I have spent an eternity traveling US Highway 69 through Oklahoma.

To be clear: even once driving that 233-mile road from the Red River until you pick up Interstate 44 at Big Cabin qualifies as “too much time”. Doing the round trip entitles you to use the phrase “my time in Hell” in conversation. Do the round trip at least once annually, as I did with my family from my 10th through 18th years (often twice a year), and then voluntarily at least 10 times as an adult–you come to truly understand the words “Hell” and “eternity”. Viscerally.

And then you discover the James McMurtry song “Choctaw Bingo”.

The song becomes the travelogue of your sprint up this highway (and more than just “about the north Texas-southern Oklahoma crystal methamphetamine industry” as McMurtry announces on his album Live in Aught-Three). Get to know the song, and you find yourself checking off landmarks as you pass through dusty one-stoplight towns. Tushka–check. McAlister–check. Lake Eufaula–check. Big Cabin–check.
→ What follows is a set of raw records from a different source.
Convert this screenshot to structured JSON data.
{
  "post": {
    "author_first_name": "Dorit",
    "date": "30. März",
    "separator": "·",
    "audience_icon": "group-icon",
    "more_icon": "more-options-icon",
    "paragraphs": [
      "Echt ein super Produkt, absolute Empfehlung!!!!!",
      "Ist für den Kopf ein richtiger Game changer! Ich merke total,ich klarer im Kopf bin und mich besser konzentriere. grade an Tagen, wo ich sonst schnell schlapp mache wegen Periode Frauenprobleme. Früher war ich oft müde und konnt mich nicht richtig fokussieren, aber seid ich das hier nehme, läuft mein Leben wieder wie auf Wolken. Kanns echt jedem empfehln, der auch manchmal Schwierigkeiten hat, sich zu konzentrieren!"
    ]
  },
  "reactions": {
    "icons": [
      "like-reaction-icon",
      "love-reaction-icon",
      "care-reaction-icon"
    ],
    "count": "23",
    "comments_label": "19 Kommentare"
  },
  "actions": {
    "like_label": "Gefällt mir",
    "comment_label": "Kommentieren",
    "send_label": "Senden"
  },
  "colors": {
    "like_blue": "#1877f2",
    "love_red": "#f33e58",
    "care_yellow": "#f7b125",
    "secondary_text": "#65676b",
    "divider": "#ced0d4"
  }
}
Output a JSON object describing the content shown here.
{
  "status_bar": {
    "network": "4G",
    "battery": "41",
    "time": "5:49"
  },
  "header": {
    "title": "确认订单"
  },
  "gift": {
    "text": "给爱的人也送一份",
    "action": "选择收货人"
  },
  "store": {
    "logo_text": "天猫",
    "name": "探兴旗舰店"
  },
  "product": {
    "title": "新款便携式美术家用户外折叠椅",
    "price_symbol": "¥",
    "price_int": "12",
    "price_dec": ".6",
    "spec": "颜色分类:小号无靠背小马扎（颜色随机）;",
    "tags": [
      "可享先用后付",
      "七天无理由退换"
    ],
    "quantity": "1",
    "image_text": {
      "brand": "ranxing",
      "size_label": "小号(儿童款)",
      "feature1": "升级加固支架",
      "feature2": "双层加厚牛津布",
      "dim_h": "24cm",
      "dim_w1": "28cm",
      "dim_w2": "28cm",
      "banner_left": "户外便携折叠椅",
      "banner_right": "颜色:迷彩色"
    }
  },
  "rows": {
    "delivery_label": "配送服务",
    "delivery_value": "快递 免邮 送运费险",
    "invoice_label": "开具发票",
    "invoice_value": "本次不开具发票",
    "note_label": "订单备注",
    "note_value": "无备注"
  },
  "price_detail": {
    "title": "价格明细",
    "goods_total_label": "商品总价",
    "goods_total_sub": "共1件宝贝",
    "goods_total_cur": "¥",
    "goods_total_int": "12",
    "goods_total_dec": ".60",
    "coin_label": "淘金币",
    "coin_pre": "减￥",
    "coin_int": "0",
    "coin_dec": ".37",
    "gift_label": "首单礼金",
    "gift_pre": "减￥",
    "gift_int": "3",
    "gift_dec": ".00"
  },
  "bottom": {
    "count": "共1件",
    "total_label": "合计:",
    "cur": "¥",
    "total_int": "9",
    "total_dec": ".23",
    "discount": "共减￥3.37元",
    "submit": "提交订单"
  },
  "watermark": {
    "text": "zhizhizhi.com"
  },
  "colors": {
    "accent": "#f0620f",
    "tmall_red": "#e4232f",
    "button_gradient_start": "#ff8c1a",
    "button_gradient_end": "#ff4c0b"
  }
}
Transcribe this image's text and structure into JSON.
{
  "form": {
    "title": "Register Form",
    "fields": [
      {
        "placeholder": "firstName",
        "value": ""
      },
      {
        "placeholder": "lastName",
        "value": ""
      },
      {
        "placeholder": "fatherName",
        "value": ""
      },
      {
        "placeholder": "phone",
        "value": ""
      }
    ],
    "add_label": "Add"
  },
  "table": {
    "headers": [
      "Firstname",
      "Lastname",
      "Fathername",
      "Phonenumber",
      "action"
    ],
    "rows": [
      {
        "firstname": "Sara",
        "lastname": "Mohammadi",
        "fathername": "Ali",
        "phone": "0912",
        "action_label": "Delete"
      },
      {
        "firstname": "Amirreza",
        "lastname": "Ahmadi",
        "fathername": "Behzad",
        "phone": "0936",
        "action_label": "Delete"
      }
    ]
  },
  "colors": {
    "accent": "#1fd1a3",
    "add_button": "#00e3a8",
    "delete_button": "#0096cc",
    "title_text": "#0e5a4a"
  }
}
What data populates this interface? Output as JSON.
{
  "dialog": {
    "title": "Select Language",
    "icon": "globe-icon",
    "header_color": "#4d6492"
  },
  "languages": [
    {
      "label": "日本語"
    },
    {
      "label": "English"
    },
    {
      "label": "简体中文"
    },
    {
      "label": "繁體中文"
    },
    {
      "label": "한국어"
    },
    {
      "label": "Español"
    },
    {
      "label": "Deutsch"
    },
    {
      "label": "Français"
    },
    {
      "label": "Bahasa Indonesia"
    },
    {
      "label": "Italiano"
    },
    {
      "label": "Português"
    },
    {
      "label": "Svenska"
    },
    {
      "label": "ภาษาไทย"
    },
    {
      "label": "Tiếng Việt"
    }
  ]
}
Even beyond (as we always did when I was a child) onto Interstate 44 under the McDonald’s bridge at Vinita–check.

Even though the song’s lyrics are a little dated by now (the gaming facility the song is named for has since been replaced by the Choctaw Casino–which does still host Bingo on the first weekend of each month) it is still the biggest crowd-pleaser McMurtry plays. And it should be. It’s just plain damn raunchy fun.

During Friday night’s show at the Kessler Theater, he invited the crowd to “dance if ya like” before the song, and in the middle invited some of the more vigorous of the ladies to join the band on the stage. One distracted him so much by rubbin’ on him while he played, he noted that “It’s been years since I forgot the words at this point in the song.”

“Choctaw” came fairly early in the show, and he managed to play several favorites from Aught-Three: “Red Dress” (which he opened with), “Fraulein O.”, “Levelland”, and “Too Long in the Wasteland”. He did a solo acoustic version of “Ruby and Carlos” and the full band gave us “Bayou Tortue”, “Hurricane Party”, You’d a’ Thought (Leonard Cohen Must Die)”, “Childish Things”, “Restless”, and “Freeway View”, all from his more recent Live in Europe album.

For some of his early between-song tuning, he just tuned quietly, but as the show got on and he could tell the crowd was into it, he popped in funny comments or political notes. Before “We Can’t Make It Here”, McMurtry noted that they stopped playing the song for awhile, but resumed because it was still relevant. As he said, “Guess it sucks for everyone but us.”

While preparing to play the rocker “Lobo Town”, he noted that all the “rural Americans” he knew growing up were Kiss fans, and so they were about to play “country music for Kiss fans.” He also quipped that there were 2 things common to the South that “Nashville doesn’t write songs about: feral hogs and methamphetamines.”

He ended the main show with “Too Long in the Wasteland”, but was called back to the stage by the first encore I’ve seen an audience actually earn in years. He treated us to a solo acoustic performance of “Lights of Cheyenne”. Probably my favorite of his songs.

All in all, a great show.

And I didn’t even have to suffer through Oklahoma for it.